After the Singapore summit, Trump had claimed that Kim Jong Un agreed to dismantle the site at Sohae.

"That was not in your agreement," Trump said at a press conference after their meeting. "I got that after we signed the agreement. I said, 'Do me a favor. You've got this missile engine testing site. We know where it is because of the heat.' Its incredible the equipment we have, to be honest with you. I said, can you close it up?' He's going to close it up."

North Korea went on and dismantled the site at Sohae. However, it was reassembled in March 2019 and the recent activity at the site signifies a step toward weapons launches of a more threatening nature. According to Lewis, no previous activity was seen at the site until Thursday.

North Korea’s move comes after a foreign ministry official in the Kim Jong Un administration said earlier this week that Pyongyang was preparing a "Christmas gift," for Washington. The threat has escalated tensions between the two nations. 

Diplomats from both nations have been trying to negotiate a deal that would see Kim Jong Un give up the country's nuclear weapons in exchange for relief on sanctions that have crippled North Korea’s economy. North Korea, however, has continually blamed the U.S. for lack of progress in the nuclear negotiations.

The urgency to reach a peaceful solution had increased after Pyongyang successfully test-fired missiles that could potentially hit the U.S. mainland with a nuclear warhead for the first time in 2017.

Speaking at the NATO summit in England, Trump dubbed the North Korean leader Rocket Man, adding that they both shared a good relationship.

"He really likes sending rockets up, doesn't he? That's why I call him Rocket Man." Trump said.
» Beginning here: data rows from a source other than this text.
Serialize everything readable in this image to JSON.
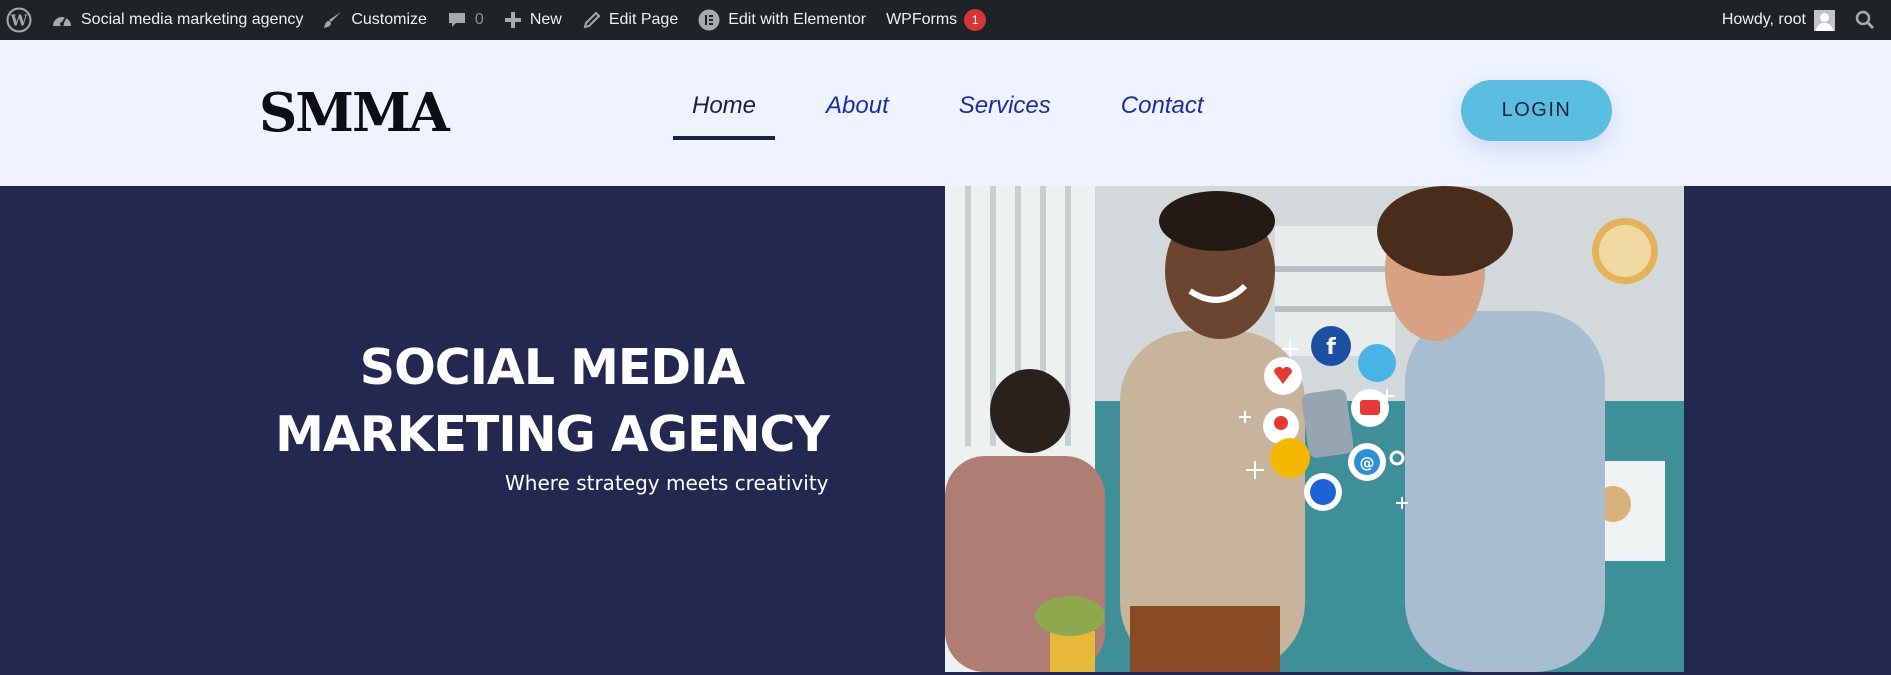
{
  "adminbar": {
    "site_name": "Social media marketing agency",
    "customize": "Customize",
    "comments_count": "0",
    "new": "New",
    "edit_page": "Edit Page",
    "edit_elementor": "Edit with Elementor",
    "wpforms": "WPForms",
    "wpforms_badge": "1",
    "howdy": "Howdy, root"
  },
  "header": {
    "logo": "SMMA",
    "nav": [
      {
        "label": "Home",
        "active": true
      },
      {
        "label": "About"
      },
      {
        "label": "Services"
      },
      {
        "label": "Contact"
      }
    ],
    "login": "LOGIN"
  },
  "hero": {
    "title_line1": "SOCIAL MEDIA",
    "title_line2": "MARKETING AGENCY",
    "subtitle": "Where strategy meets creativity"
  },
  "colors": {
    "adminbar_bg": "#1d2327",
    "header_bg": "#eef3ff",
    "hero_bg": "#232851",
    "login_bg": "#5bbde0",
    "nav_link": "#1e2da0"
  }
}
However, North Korea had expressed displeasure at the “utterances made by President Trump inappropriately at the most sensitive time,” and called him a "dotard."

The possible resumption of testing at Sohae coupled with the ominous threats made by North Korea could mean that Trump’s talk of friendship with Kim meant nothing and that he might have been playing with fire all along.